After moving, Curto also decided to radicalize its collaborative business model by getting rid of prices altogether. Charging customers felt impersonal and obligatory. The owners didn’t just want to run a business, but instead wanted to connect with their customers and create a space where they would also interact amongst one another. So they came up with a trust-based system: you order and get your drink, then look up the cost of it on a blackboard (everything is there, including the amount of their salaries), and then it’s up to you to leave what you want in a bucket. Customers are also encouraged to put a poker chip in another bucket, indicating what type of drink they had (espresso or cappuccino), so that Curto can have some control over its inventory.
They also sell coffee beans, which are paid for under the same scheme. Rômulo tells me that some people wrongly assume that they are a coffee shop where you can pay R$0.50 (about $0.15 US) for an espresso, but it’s more than that. It is a space where relationships are born and nurtured in a fluid way, where free exchanges happen based on one’s own parameters, perceptions, and financial reality.
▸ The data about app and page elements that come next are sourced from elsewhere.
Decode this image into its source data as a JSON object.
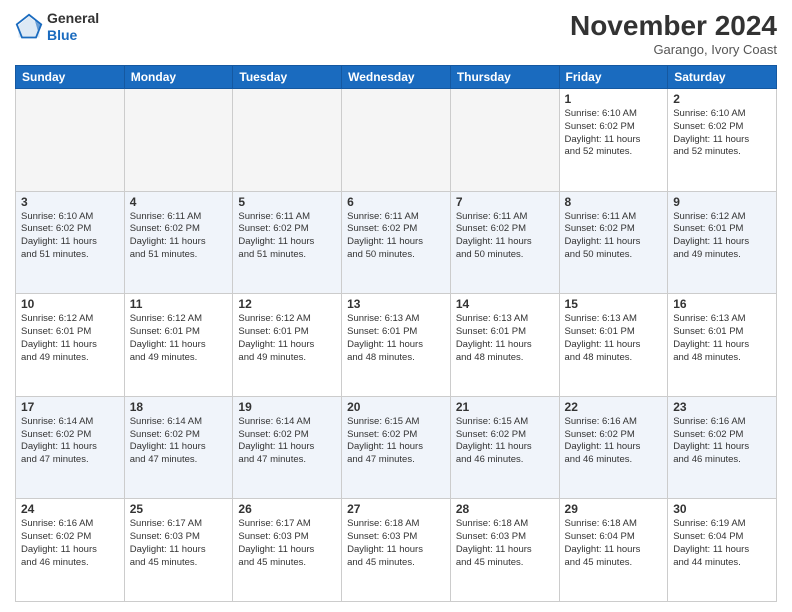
{
  "logo": {
    "line1": "General",
    "line2": "Blue"
  },
  "header": {
    "month": "November 2024",
    "location": "Garango, Ivory Coast"
  },
  "weekdays": [
    "Sunday",
    "Monday",
    "Tuesday",
    "Wednesday",
    "Thursday",
    "Friday",
    "Saturday"
  ],
  "weeks": [
    [
      {
        "day": "",
        "info": ""
      },
      {
        "day": "",
        "info": ""
      },
      {
        "day": "",
        "info": ""
      },
      {
        "day": "",
        "info": ""
      },
      {
        "day": "",
        "info": ""
      },
      {
        "day": "1",
        "info": "Sunrise: 6:10 AM\nSunset: 6:02 PM\nDaylight: 11 hours\nand 52 minutes."
      },
      {
        "day": "2",
        "info": "Sunrise: 6:10 AM\nSunset: 6:02 PM\nDaylight: 11 hours\nand 52 minutes."
      }
    ],
    [
      {
        "day": "3",
        "info": "Sunrise: 6:10 AM\nSunset: 6:02 PM\nDaylight: 11 hours\nand 51 minutes."
      },
      {
        "day": "4",
        "info": "Sunrise: 6:11 AM\nSunset: 6:02 PM\nDaylight: 11 hours\nand 51 minutes."
      },
      {
        "day": "5",
        "info": "Sunrise: 6:11 AM\nSunset: 6:02 PM\nDaylight: 11 hours\nand 51 minutes."
      },
      {
        "day": "6",
        "info": "Sunrise: 6:11 AM\nSunset: 6:02 PM\nDaylight: 11 hours\nand 50 minutes."
      },
      {
        "day": "7",
        "info": "Sunrise: 6:11 AM\nSunset: 6:02 PM\nDaylight: 11 hours\nand 50 minutes."
      },
      {
        "day": "8",
        "info": "Sunrise: 6:11 AM\nSunset: 6:02 PM\nDaylight: 11 hours\nand 50 minutes."
      },
      {
        "day": "9",
        "info": "Sunrise: 6:12 AM\nSunset: 6:01 PM\nDaylight: 11 hours\nand 49 minutes."
      }
    ],
    [
      {
        "day": "10",
        "info": "Sunrise: 6:12 AM\nSunset: 6:01 PM\nDaylight: 11 hours\nand 49 minutes."
      },
      {
        "day": "11",
        "info": "Sunrise: 6:12 AM\nSunset: 6:01 PM\nDaylight: 11 hours\nand 49 minutes."
      },
      {
        "day": "12",
        "info": "Sunrise: 6:12 AM\nSunset: 6:01 PM\nDaylight: 11 hours\nand 49 minutes."
      },
      {
        "day": "13",
        "info": "Sunrise: 6:13 AM\nSunset: 6:01 PM\nDaylight: 11 hours\nand 48 minutes."
      },
      {
        "day": "14",
        "info": "Sunrise: 6:13 AM\nSunset: 6:01 PM\nDaylight: 11 hours\nand 48 minutes."
      },
      {
        "day": "15",
        "info": "Sunrise: 6:13 AM\nSunset: 6:01 PM\nDaylight: 11 hours\nand 48 minutes."
      },
      {
        "day": "16",
        "info": "Sunrise: 6:13 AM\nSunset: 6:01 PM\nDaylight: 11 hours\nand 48 minutes."
      }
    ],
    [
      {
        "day": "17",
        "info": "Sunrise: 6:14 AM\nSunset: 6:02 PM\nDaylight: 11 hours\nand 47 minutes."
      },
      {
        "day": "18",
        "info": "Sunrise: 6:14 AM\nSunset: 6:02 PM\nDaylight: 11 hours\nand 47 minutes."
      },
      {
        "day": "19",
        "info": "Sunrise: 6:14 AM\nSunset: 6:02 PM\nDaylight: 11 hours\nand 47 minutes."
      },
      {
        "day": "20",
        "info": "Sunrise: 6:15 AM\nSunset: 6:02 PM\nDaylight: 11 hours\nand 47 minutes."
      },
      {
        "day": "21",
        "info": "Sunrise: 6:15 AM\nSunset: 6:02 PM\nDaylight: 11 hours\nand 46 minutes."
      },
      {
        "day": "22",
        "info": "Sunrise: 6:16 AM\nSunset: 6:02 PM\nDaylight: 11 hours\nand 46 minutes."
      },
      {
        "day": "23",
        "info": "Sunrise: 6:16 AM\nSunset: 6:02 PM\nDaylight: 11 hours\nand 46 minutes."
      }
    ],
    [
      {
        "day": "24",
        "info": "Sunrise: 6:16 AM\nSunset: 6:02 PM\nDaylight: 11 hours\nand 46 minutes."
      },
      {
        "day": "25",
        "info": "Sunrise: 6:17 AM\nSunset: 6:03 PM\nDaylight: 11 hours\nand 45 minutes."
      },
      {
        "day": "26",
        "info": "Sunrise: 6:17 AM\nSunset: 6:03 PM\nDaylight: 11 hours\nand 45 minutes."
      },
      {
        "day": "27",
        "info": "Sunrise: 6:18 AM\nSunset: 6:03 PM\nDaylight: 11 hours\nand 45 minutes."
      },
      {
        "day": "28",
        "info": "Sunrise: 6:18 AM\nSunset: 6:03 PM\nDaylight: 11 hours\nand 45 minutes."
      },
      {
        "day": "29",
        "info": "Sunrise: 6:18 AM\nSunset: 6:04 PM\nDaylight: 11 hours\nand 45 minutes."
      },
      {
        "day": "30",
        "info": "Sunrise: 6:19 AM\nSunset: 6:04 PM\nDaylight: 11 hours\nand 44 minutes."
      }
    ]
  ]
}
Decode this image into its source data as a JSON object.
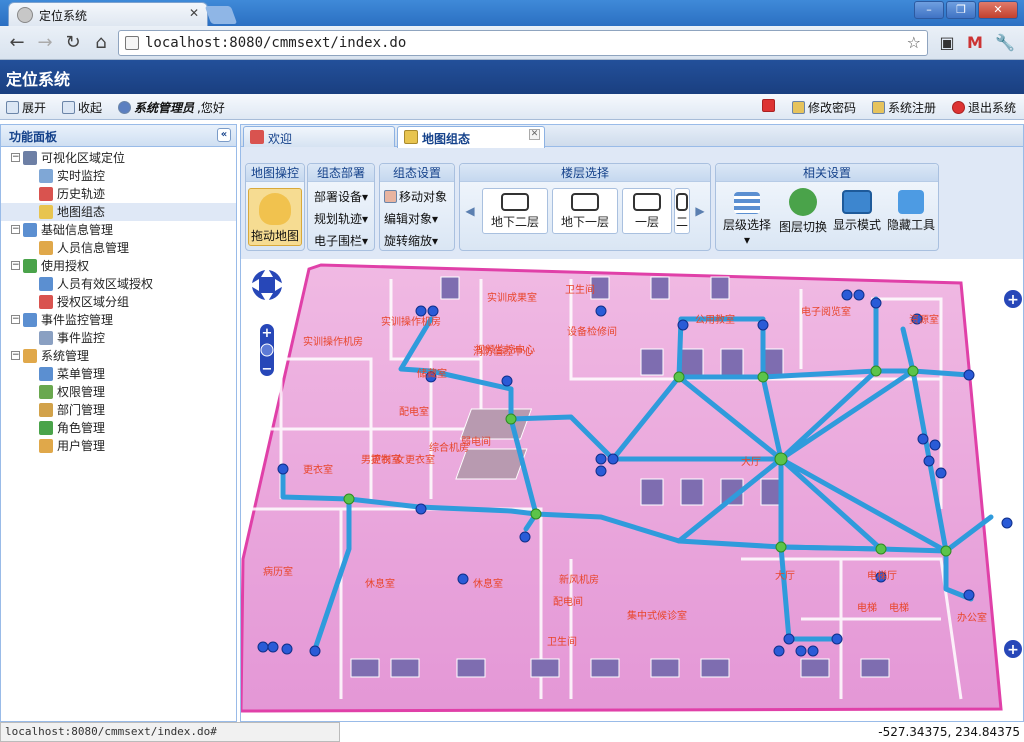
{
  "browser": {
    "tab_title": "定位系统",
    "tab_close": "✕",
    "url": "localhost:8080/cmmsext/index.do",
    "win_min": "–",
    "win_max": "❐",
    "win_close": "✕"
  },
  "app": {
    "title": "定位系统",
    "toolbar": {
      "expand": "展开",
      "collapse": "收起",
      "user_role": "系统管理员",
      "greeting": ",您好",
      "change_password": "修改密码",
      "system_register": "系统注册",
      "logout": "退出系统"
    }
  },
  "sidebar": {
    "title": "功能面板",
    "collapse": "«",
    "nodes": [
      {
        "label": "可视化区域定位",
        "expanded": "−"
      },
      {
        "label": "实时监控"
      },
      {
        "label": "历史轨迹"
      },
      {
        "label": "地图组态"
      },
      {
        "label": "基础信息管理",
        "expanded": "−"
      },
      {
        "label": "人员信息管理"
      },
      {
        "label": "使用授权",
        "expanded": "−"
      },
      {
        "label": "人员有效区域授权"
      },
      {
        "label": "授权区域分组"
      },
      {
        "label": "事件监控管理",
        "expanded": "−"
      },
      {
        "label": "事件监控"
      },
      {
        "label": "系统管理",
        "expanded": "−"
      },
      {
        "label": "菜单管理"
      },
      {
        "label": "权限管理"
      },
      {
        "label": "部门管理"
      },
      {
        "label": "角色管理"
      },
      {
        "label": "用户管理"
      }
    ]
  },
  "tabs": [
    {
      "label": "欢迎"
    },
    {
      "label": "地图组态",
      "close": "✕"
    }
  ],
  "ribbon": {
    "map_ops": {
      "title": "地图操控",
      "drag": "拖动地图"
    },
    "deploy": {
      "title": "组态部署",
      "items": [
        "部署设备▾",
        "规划轨迹▾",
        "电子围栏▾"
      ]
    },
    "settings": {
      "title": "组态设置",
      "items": [
        "移动对象",
        "编辑对象▾",
        "旋转缩放▾"
      ]
    },
    "floors": {
      "title": "楼层选择",
      "items": [
        "地下二层",
        "地下一层",
        "一层",
        "二"
      ],
      "prev": "◀",
      "next": "▶"
    },
    "related": {
      "title": "相关设置",
      "items": [
        "层级选择",
        "图层切换",
        "显示模式",
        "隐藏工具"
      ],
      "dropdown": "▾"
    }
  },
  "map": {
    "room_labels": [
      "实训成果室",
      "卫生间",
      "实训操作机房",
      "实训操作机房",
      "视频监控中心",
      "设备检修间",
      "公用教室",
      "电子阅览室",
      "资源室",
      "储藏室",
      "消防值控中心",
      "配电室",
      "弱电间",
      "综合机房",
      "控制室",
      "更衣室",
      "男更衣室",
      "女更衣室",
      "病历室",
      "新风机房",
      "配电间",
      "卫生间",
      "集中式候诊室",
      "大厅",
      "大厅",
      "电梯厅",
      "电梯",
      "电梯",
      "办公室",
      "休息室",
      "休息室"
    ],
    "zoom_in": "+",
    "zoom_out": "−",
    "add": "+"
  },
  "status": {
    "url": "localhost:8080/cmmsext/index.do#",
    "coords": "-527.34375, 234.84375"
  },
  "colors": {
    "header_blue": "#1a3f80",
    "panel_border": "#99bbe8",
    "floor_pink": "#e9a1d8",
    "path_blue": "#2f9bdc",
    "node_green": "#5cc44a",
    "marker_blue": "#2a5bd7"
  }
}
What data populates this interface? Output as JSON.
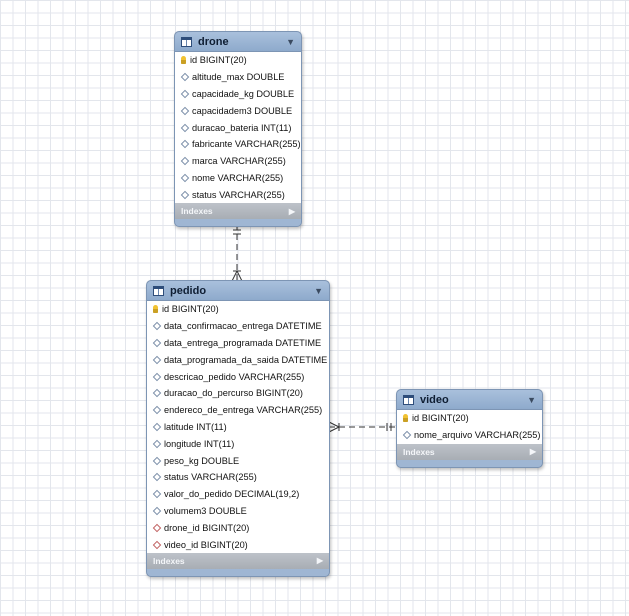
{
  "tables": {
    "drone": {
      "name": "drone",
      "columns": [
        {
          "text": "id BIGINT(20)",
          "kind": "pk"
        },
        {
          "text": "altitude_max DOUBLE",
          "kind": "col"
        },
        {
          "text": "capacidade_kg DOUBLE",
          "kind": "col"
        },
        {
          "text": "capacidadem3 DOUBLE",
          "kind": "col"
        },
        {
          "text": "duracao_bateria INT(11)",
          "kind": "col"
        },
        {
          "text": "fabricante VARCHAR(255)",
          "kind": "col"
        },
        {
          "text": "marca VARCHAR(255)",
          "kind": "col"
        },
        {
          "text": "nome VARCHAR(255)",
          "kind": "col"
        },
        {
          "text": "status VARCHAR(255)",
          "kind": "col"
        }
      ],
      "indexes_label": "Indexes"
    },
    "pedido": {
      "name": "pedido",
      "columns": [
        {
          "text": "id BIGINT(20)",
          "kind": "pk"
        },
        {
          "text": "data_confirmacao_entrega DATETIME",
          "kind": "col"
        },
        {
          "text": "data_entrega_programada DATETIME",
          "kind": "col"
        },
        {
          "text": "data_programada_da_saida DATETIME",
          "kind": "col"
        },
        {
          "text": "descricao_pedido VARCHAR(255)",
          "kind": "col"
        },
        {
          "text": "duracao_do_percurso BIGINT(20)",
          "kind": "col"
        },
        {
          "text": "endereco_de_entrega VARCHAR(255)",
          "kind": "col"
        },
        {
          "text": "latitude INT(11)",
          "kind": "col"
        },
        {
          "text": "longitude INT(11)",
          "kind": "col"
        },
        {
          "text": "peso_kg DOUBLE",
          "kind": "col"
        },
        {
          "text": "status VARCHAR(255)",
          "kind": "col"
        },
        {
          "text": "valor_do_pedido DECIMAL(19,2)",
          "kind": "col"
        },
        {
          "text": "volumem3 DOUBLE",
          "kind": "col"
        },
        {
          "text": "drone_id BIGINT(20)",
          "kind": "fk"
        },
        {
          "text": "video_id BIGINT(20)",
          "kind": "fk"
        }
      ],
      "indexes_label": "Indexes"
    },
    "video": {
      "name": "video",
      "columns": [
        {
          "text": "id BIGINT(20)",
          "kind": "pk"
        },
        {
          "text": "nome_arquivo VARCHAR(255)",
          "kind": "col"
        }
      ],
      "indexes_label": "Indexes"
    }
  },
  "relationships": [
    {
      "from": "pedido",
      "to": "drone",
      "notation": "many-to-one"
    },
    {
      "from": "pedido",
      "to": "video",
      "notation": "many-to-one"
    }
  ],
  "colors": {
    "table_header": "#9fb6d3",
    "indexes_bar": "#b3b8bf",
    "grid": "#e3e6ec",
    "foreign_key_marker": "#c06060",
    "primary_key_marker": "#f1c232"
  }
}
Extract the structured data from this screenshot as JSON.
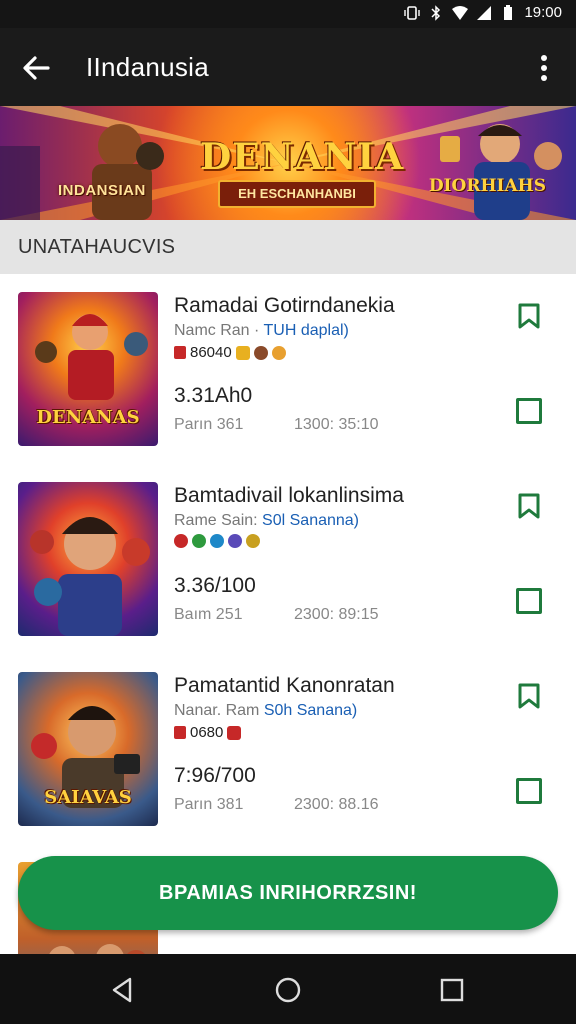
{
  "status_bar": {
    "time": "19:00",
    "icons": [
      "vibrate-icon",
      "bluetooth-icon",
      "wifi-icon",
      "signal-icon",
      "battery-icon"
    ]
  },
  "app_bar": {
    "title": "IIndanusia"
  },
  "banner": {
    "left_text": "INDANSIAN",
    "main_title": "DENANIA",
    "subtitle": "EH ESCHANHANBI",
    "right_text": "DIORHIAHS"
  },
  "section": {
    "header": "UNATAHAUCVIS"
  },
  "items": [
    {
      "thumb_label": "DENANAS",
      "title": "Ramadai Gotirndanekia",
      "sub_prefix": "Namc Ran · ",
      "sub_link": "TUH daplal)",
      "badge_text": "86040",
      "price": "3.31Ah0",
      "meta_left": "Parın 361",
      "meta_right": "1300: 35:10"
    },
    {
      "thumb_label": "",
      "title": "Bamtadivail lokanlinsima",
      "sub_prefix": "Rame Sain: ",
      "sub_link": "S0l Sananna)",
      "badge_text": "",
      "price": "3.36/100",
      "meta_left": "Baım 251",
      "meta_right": "2300: 89:15"
    },
    {
      "thumb_label": "SAIAVAS",
      "title": "Pamatantid Kanonratan",
      "sub_prefix": "Nanar. Ram ",
      "sub_link": "S0h Sanana)",
      "badge_text": "0680",
      "price": "7:96/700",
      "meta_left": "Parın 381",
      "meta_right": "2300: 88.16"
    }
  ],
  "cta": {
    "label": "BPAMIAS INRIHORRZSIN!"
  },
  "colors": {
    "accent": "#17924a",
    "appbar": "#1b1b1b",
    "link": "#1a5fb4"
  }
}
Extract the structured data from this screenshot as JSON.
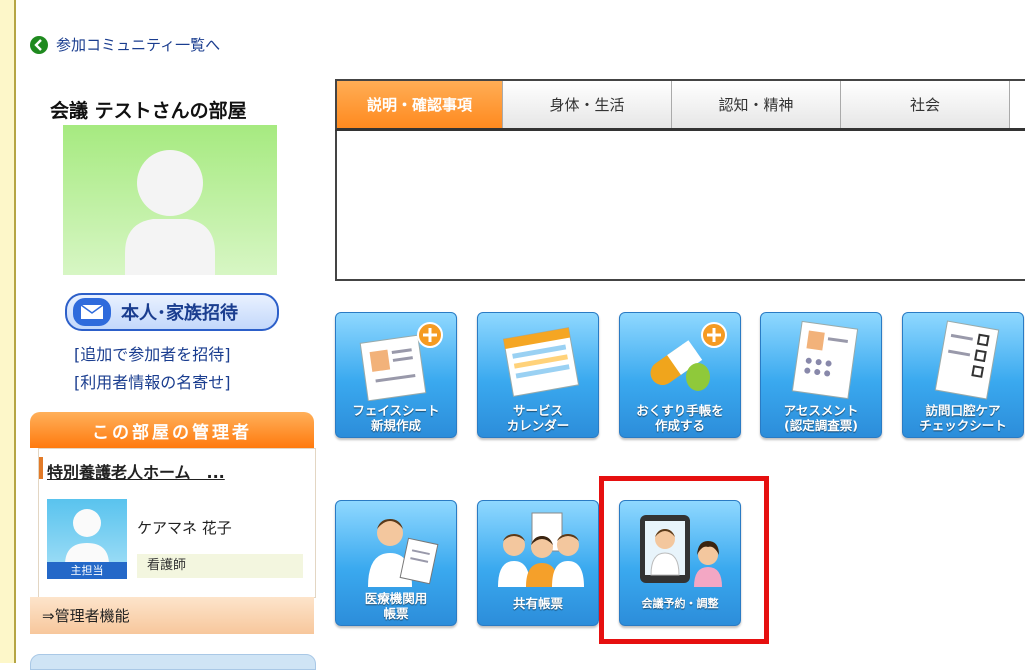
{
  "nav": {
    "back_label": "参加コミュニティ一覧へ"
  },
  "room": {
    "title": "会議 テストさんの部屋",
    "invite_label": "本人･家族招待",
    "links": [
      "[追加で参加者を招待]",
      "[利用者情報の名寄せ]"
    ]
  },
  "admin": {
    "header": "この部屋の管理者",
    "facility": "特別養護老人ホーム　...",
    "staff_name": "ケアマネ 花子",
    "staff_badge": "主担当",
    "staff_role": "看護師",
    "function_link": "⇒管理者機能"
  },
  "tabs": [
    {
      "label": "説明・確認事項",
      "active": true
    },
    {
      "label": "身体・生活",
      "active": false
    },
    {
      "label": "認知・精神",
      "active": false
    },
    {
      "label": "社会",
      "active": false
    }
  ],
  "tiles": [
    {
      "line1": "フェイスシート",
      "line2": "新規作成",
      "icon": "face-sheet-icon"
    },
    {
      "line1": "サービス",
      "line2": "カレンダー",
      "icon": "calendar-icon"
    },
    {
      "line1": "おくすり手帳を",
      "line2": "作成する",
      "icon": "medicine-icon"
    },
    {
      "line1": "アセスメント",
      "line2": "(認定調査票)",
      "icon": "assessment-icon"
    },
    {
      "line1": "訪問口腔ケア",
      "line2": "チェックシート",
      "icon": "checklist-icon"
    },
    {
      "line1": "医療機関用",
      "line2": "帳票",
      "icon": "doctor-clipboard-icon"
    },
    {
      "line1": "共有帳票",
      "line2": "",
      "icon": "staff-group-icon"
    },
    {
      "line1": "会議予約・調整",
      "line2": "",
      "icon": "tablet-meeting-icon"
    }
  ],
  "colors": {
    "accent_orange": "#ff8a1f",
    "link_blue": "#1a3d8f",
    "tile_blue": "#3aa9ef",
    "highlight_red": "#e61010"
  }
}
I’m curious about how they split the earnings. Magalhães explains that the six people who currently work at Curto have different living costs, and thus get different salaries according to their needs. The extra earnings are usually allocated to paying debts, which are also displayed on the cost boards, or are reinvested in the coffee shop and Zardo’s roasting facility.
Curto’s exchange model has been working perfectly for two and a half years now. Zardo, who used to make US$0.14 per kilo of harvested coffee when he was a coffee picker, now makes twenty times more than that per kilo of his roasted coffee. He has built a solid relationship with several small producers from Espírito Santo, from whom he buys and pays more than the local middlemen.
By 12:30 p.m., there are roughly eighty people lining up at the two La Marzocco machines in Curto: one for espressos and one for cappuccinos. Magalhães heads back to help his fellow baristas. People are greeted by their names and some bring their friends to taste the incredible, almost magical coffee that is made here. The ones who are introduced to the paying scheme get skeptical: this can’t work in Brazil! After spending a day here, I can attest that it does. Magalhães and his partners have proved it to me, not only in their high quality coffee, but also in the way that they have created a space of belonging, and being a part of something special.
Juliana Ganan is a Brazilian coffee professional and journalist. This is her first feature for Sprudge.